BUSINESS leader Danny O’Sullivan walked sheep across London’s Southwark Bridge yesterday afternoon in a traditional ceremony marking his Freeman of the City status.
The Irishman, who hails from Gleesk in Kells, Co. Kerry, was made a freeman in October 2019, in honour of his contribution to business and the economy in London.
He planned to undertake the sheep driving ceremony last year, but it was postponed due to Covid-19.
It finally went ahead on Sunday, September 27, where he guided nine sheep across Southwark Bridge.
He was one of several freemen to take part in the ceremony over the course of the day, which was organised by the City of London - who also provide the sheep.
Mr O’Sullivan’s son Tim O’Sullivan was with his father on the day, along with many more family members as well as friends and supporters – some who travelled over from Kerry especially for the event.

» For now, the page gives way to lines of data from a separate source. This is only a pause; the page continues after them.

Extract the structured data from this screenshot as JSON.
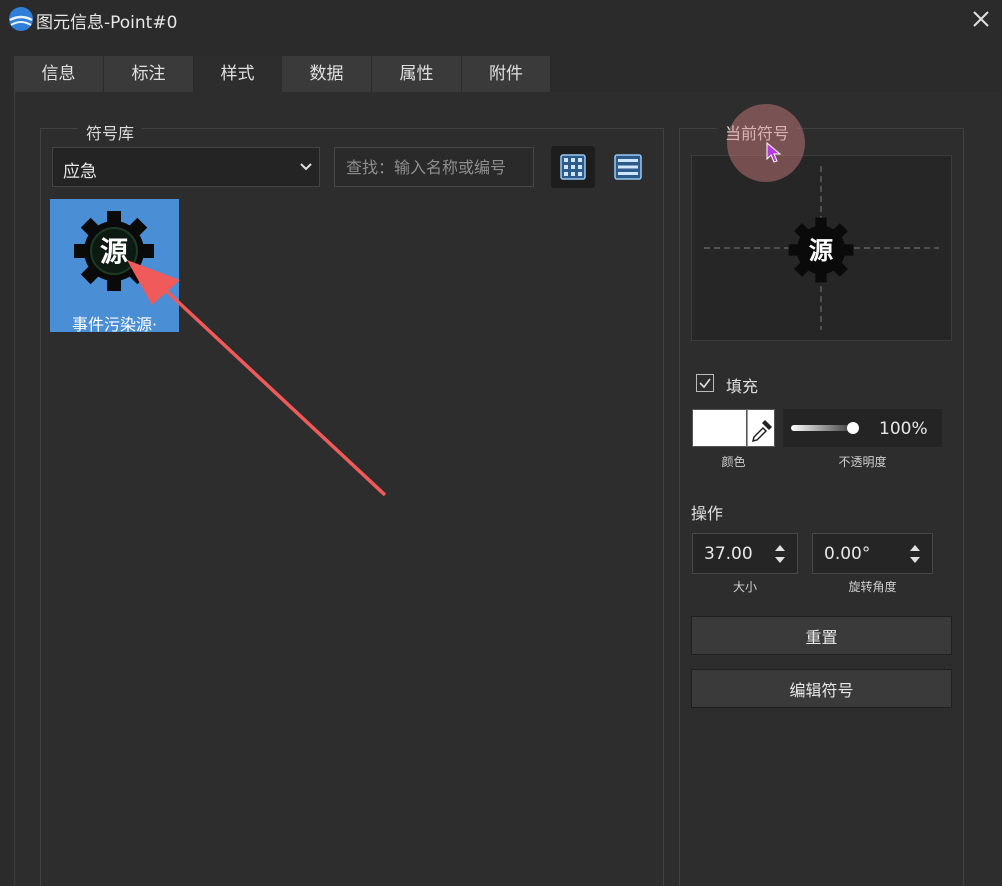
{
  "window": {
    "title": "图元信息-Point#0",
    "app_icon": "globe-logo-icon",
    "close_icon": "close-icon"
  },
  "tabs": [
    {
      "label": "信息",
      "active": false
    },
    {
      "label": "标注",
      "active": false
    },
    {
      "label": "样式",
      "active": true
    },
    {
      "label": "数据",
      "active": false
    },
    {
      "label": "属性",
      "active": false
    },
    {
      "label": "附件",
      "active": false
    }
  ],
  "library": {
    "legend": "符号库",
    "category_selected": "应急",
    "search_placeholder": "查找：输入名称或编号",
    "view_grid_icon": "grid-view-icon",
    "view_list_icon": "list-view-icon",
    "symbols": [
      {
        "name": "事件污染源·",
        "glyph": "源",
        "icon": "gear-icon",
        "selected": true
      }
    ]
  },
  "current_symbol": {
    "legend": "当前符号",
    "preview_glyph": "源",
    "preview_icon": "gear-icon"
  },
  "fill": {
    "label": "填充",
    "checked": true,
    "color": "#ffffff",
    "color_caption": "颜色",
    "eyedropper_icon": "eyedropper-icon",
    "opacity_value": "100%",
    "opacity_level": 1.0,
    "opacity_caption": "不透明度"
  },
  "operations": {
    "heading": "操作",
    "size_value": "37.00",
    "size_caption": "大小",
    "rotation_value": "0.00°",
    "rotation_caption": "旋转角度",
    "reset_label": "重置",
    "edit_label": "编辑符号"
  },
  "colors": {
    "background": "#2b2b2b",
    "selected_tile": "#4a8ed6",
    "annotation_arrow": "#f05a5a",
    "cursor": "#b43cdc"
  }
}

His crowd of supporters proved one of the largest ever seen for the ceremony, organisers confirmed.
“It was a great day” Tim told The Irish Post.
Regarding his father’s new title, he added: “We’re all very proud, and we are glad he was able to finally do the ceremony, which had to be postponed.”

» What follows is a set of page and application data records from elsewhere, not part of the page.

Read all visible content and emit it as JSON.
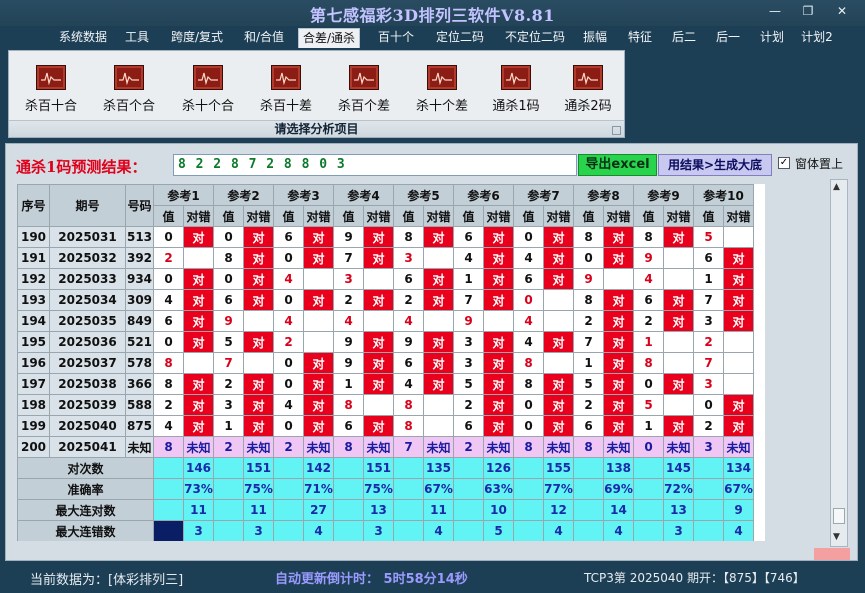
{
  "window": {
    "title": "第七感福彩3D排列三软件V8.81",
    "controls": [
      "—",
      "❐",
      "✕"
    ]
  },
  "menu": [
    "系统数据",
    "工具",
    "跨度/复式",
    "和/合值",
    "合差/通杀",
    "百十个",
    "定位二码",
    "不定位二码",
    "振幅",
    "特征",
    "后二",
    "后一",
    "计划",
    "计划2"
  ],
  "menu_active_index": 4,
  "ribbon": {
    "buttons": [
      "杀百十合",
      "杀百个合",
      "杀十个合",
      "杀百十差",
      "杀百个差",
      "杀十个差",
      "通杀1码",
      "通杀2码"
    ],
    "group_label": "请选择分析项目"
  },
  "prediction": {
    "label": "通杀1码预测结果：",
    "value": "8 2 2 8 7 2 8 8 0 3",
    "export_label": "导出excel",
    "bigbase_label": "用结果>生成大底",
    "topmost_label": "窗体置上",
    "topmost_checked": "✓"
  },
  "table": {
    "headers": {
      "seq": "序号",
      "issue": "期号",
      "code": "号码"
    },
    "refs": [
      "参考1",
      "参考2",
      "参考3",
      "参考4",
      "参考5",
      "参考6",
      "参考7",
      "参考8",
      "参考9",
      "参考10"
    ],
    "sub": {
      "val": "值",
      "res": "对错"
    },
    "dui": "对",
    "rows": [
      {
        "seq": "190",
        "issue": "2025031",
        "code": "513",
        "vals": [
          "0",
          "0",
          "6",
          "9",
          "8",
          "6",
          "0",
          "8",
          "8",
          "5"
        ],
        "red": [
          0,
          0,
          0,
          0,
          0,
          0,
          0,
          0,
          0,
          1
        ],
        "dui": [
          1,
          1,
          1,
          1,
          1,
          1,
          1,
          1,
          1,
          0
        ]
      },
      {
        "seq": "191",
        "issue": "2025032",
        "code": "392",
        "vals": [
          "2",
          "8",
          "0",
          "7",
          "3",
          "4",
          "4",
          "0",
          "9",
          "6"
        ],
        "red": [
          1,
          0,
          0,
          0,
          1,
          0,
          0,
          0,
          1,
          0
        ],
        "dui": [
          0,
          1,
          1,
          1,
          0,
          1,
          1,
          1,
          0,
          1
        ]
      },
      {
        "seq": "192",
        "issue": "2025033",
        "code": "934",
        "vals": [
          "0",
          "0",
          "4",
          "3",
          "6",
          "1",
          "6",
          "9",
          "4",
          "1"
        ],
        "red": [
          0,
          0,
          1,
          1,
          0,
          0,
          0,
          1,
          1,
          0
        ],
        "dui": [
          1,
          1,
          0,
          0,
          1,
          1,
          1,
          0,
          0,
          1
        ]
      },
      {
        "seq": "193",
        "issue": "2025034",
        "code": "309",
        "vals": [
          "4",
          "6",
          "0",
          "2",
          "2",
          "7",
          "0",
          "8",
          "6",
          "7"
        ],
        "red": [
          0,
          0,
          0,
          0,
          0,
          0,
          1,
          0,
          0,
          0
        ],
        "dui": [
          1,
          1,
          1,
          1,
          1,
          1,
          0,
          1,
          1,
          1
        ]
      },
      {
        "seq": "194",
        "issue": "2025035",
        "code": "849",
        "vals": [
          "6",
          "9",
          "4",
          "4",
          "4",
          "9",
          "4",
          "2",
          "2",
          "3"
        ],
        "red": [
          0,
          1,
          1,
          1,
          1,
          1,
          1,
          0,
          0,
          0
        ],
        "dui": [
          1,
          0,
          0,
          0,
          0,
          0,
          0,
          1,
          1,
          1
        ]
      },
      {
        "seq": "195",
        "issue": "2025036",
        "code": "521",
        "vals": [
          "0",
          "5",
          "2",
          "9",
          "9",
          "3",
          "4",
          "7",
          "1",
          "2"
        ],
        "red": [
          0,
          0,
          1,
          0,
          0,
          0,
          0,
          0,
          1,
          1
        ],
        "dui": [
          1,
          1,
          0,
          1,
          1,
          1,
          1,
          1,
          0,
          0
        ]
      },
      {
        "seq": "196",
        "issue": "2025037",
        "code": "578",
        "vals": [
          "8",
          "7",
          "0",
          "9",
          "6",
          "3",
          "8",
          "1",
          "8",
          "7"
        ],
        "red": [
          1,
          1,
          0,
          0,
          0,
          0,
          1,
          0,
          1,
          1
        ],
        "dui": [
          0,
          0,
          1,
          1,
          1,
          1,
          0,
          1,
          0,
          0
        ]
      },
      {
        "seq": "197",
        "issue": "2025038",
        "code": "366",
        "vals": [
          "8",
          "2",
          "0",
          "1",
          "4",
          "5",
          "8",
          "5",
          "0",
          "3"
        ],
        "red": [
          0,
          0,
          0,
          0,
          0,
          0,
          0,
          0,
          0,
          1
        ],
        "dui": [
          1,
          1,
          1,
          1,
          1,
          1,
          1,
          1,
          1,
          0
        ]
      },
      {
        "seq": "198",
        "issue": "2025039",
        "code": "588",
        "vals": [
          "2",
          "3",
          "4",
          "8",
          "8",
          "2",
          "0",
          "2",
          "5",
          "0"
        ],
        "red": [
          0,
          0,
          0,
          1,
          1,
          0,
          0,
          0,
          1,
          0
        ],
        "dui": [
          1,
          1,
          1,
          0,
          0,
          1,
          1,
          1,
          0,
          1
        ]
      },
      {
        "seq": "199",
        "issue": "2025040",
        "code": "875",
        "vals": [
          "4",
          "1",
          "0",
          "6",
          "8",
          "6",
          "0",
          "6",
          "1",
          "2"
        ],
        "red": [
          0,
          0,
          0,
          0,
          1,
          0,
          0,
          0,
          0,
          0
        ],
        "dui": [
          1,
          1,
          1,
          1,
          0,
          1,
          1,
          1,
          1,
          1
        ]
      }
    ],
    "future": {
      "seq": "200",
      "issue": "2025041",
      "code": "未知",
      "vals": [
        "8",
        "2",
        "2",
        "8",
        "7",
        "2",
        "8",
        "8",
        "0",
        "3"
      ],
      "unknown": "未知"
    },
    "summary": [
      {
        "label": "对次数",
        "values": [
          "146",
          "151",
          "142",
          "151",
          "135",
          "126",
          "155",
          "138",
          "145",
          "134"
        ]
      },
      {
        "label": "准确率",
        "values": [
          "73%",
          "75%",
          "71%",
          "75%",
          "67%",
          "63%",
          "77%",
          "69%",
          "72%",
          "67%"
        ]
      },
      {
        "label": "最大连对数",
        "values": [
          "11",
          "11",
          "27",
          "13",
          "11",
          "10",
          "12",
          "14",
          "13",
          "9"
        ]
      },
      {
        "label": "最大连错数",
        "values": [
          "3",
          "3",
          "4",
          "3",
          "4",
          "5",
          "4",
          "4",
          "3",
          "4"
        ]
      }
    ]
  },
  "status": {
    "source": "当前数据为：[体彩排列三]",
    "countdown": "自动更新倒计时：  5时58分14秒",
    "tcp": "TCP3第  2025040  期开：【875】【746】"
  },
  "colors": {
    "accent_red": "#e8001c",
    "stats_cyan": "#62f4f4",
    "future_pink": "#f0c6f4",
    "export_green": "#28d44c",
    "title_blue": "#c3c3ff"
  },
  "icons": {
    "ribbon": "chart-line-icon",
    "window": [
      "minimize-icon",
      "restore-icon",
      "close-icon"
    ]
  }
}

Mr O’Sullivan was 16 when he left Ireland to embark on a new life in England in 1971.
He founded construction firm the Danny Sullivan Group in the capital in 1986.
The successful businessman is also a keen supporter of the Irish diaspora in Britain and won an Irish Post Award for his contribution to the community in 2017.
In the same year, the father-of-five suffered a life-threatening brain haemorrhage caused by a ruptured aneurysm.
He was saved by the team at The National Hospital for Neurology and Neurosurgery in London – a hospital his firm continues to support through fundraising – and has recovered well in the years that have passed since.
The business leader joins the likes of fellow Irishmen Bob Geldof and Sir Terry Wogan, who have also received the Freedom of the City honour in London, which is one of the longest surviving ceremonial traditions of the city.
Created in 1237, it originally gave members of a Guild or Livery the freedom to trade in London.
But the ‘Freedom’ was eventually modernised to incorporate people living or working in the city or those with a strong London connection.
Today it is an honour bestowed upon people of any nationality, who may be admitted either through nomination or by being presented by a Livery Company.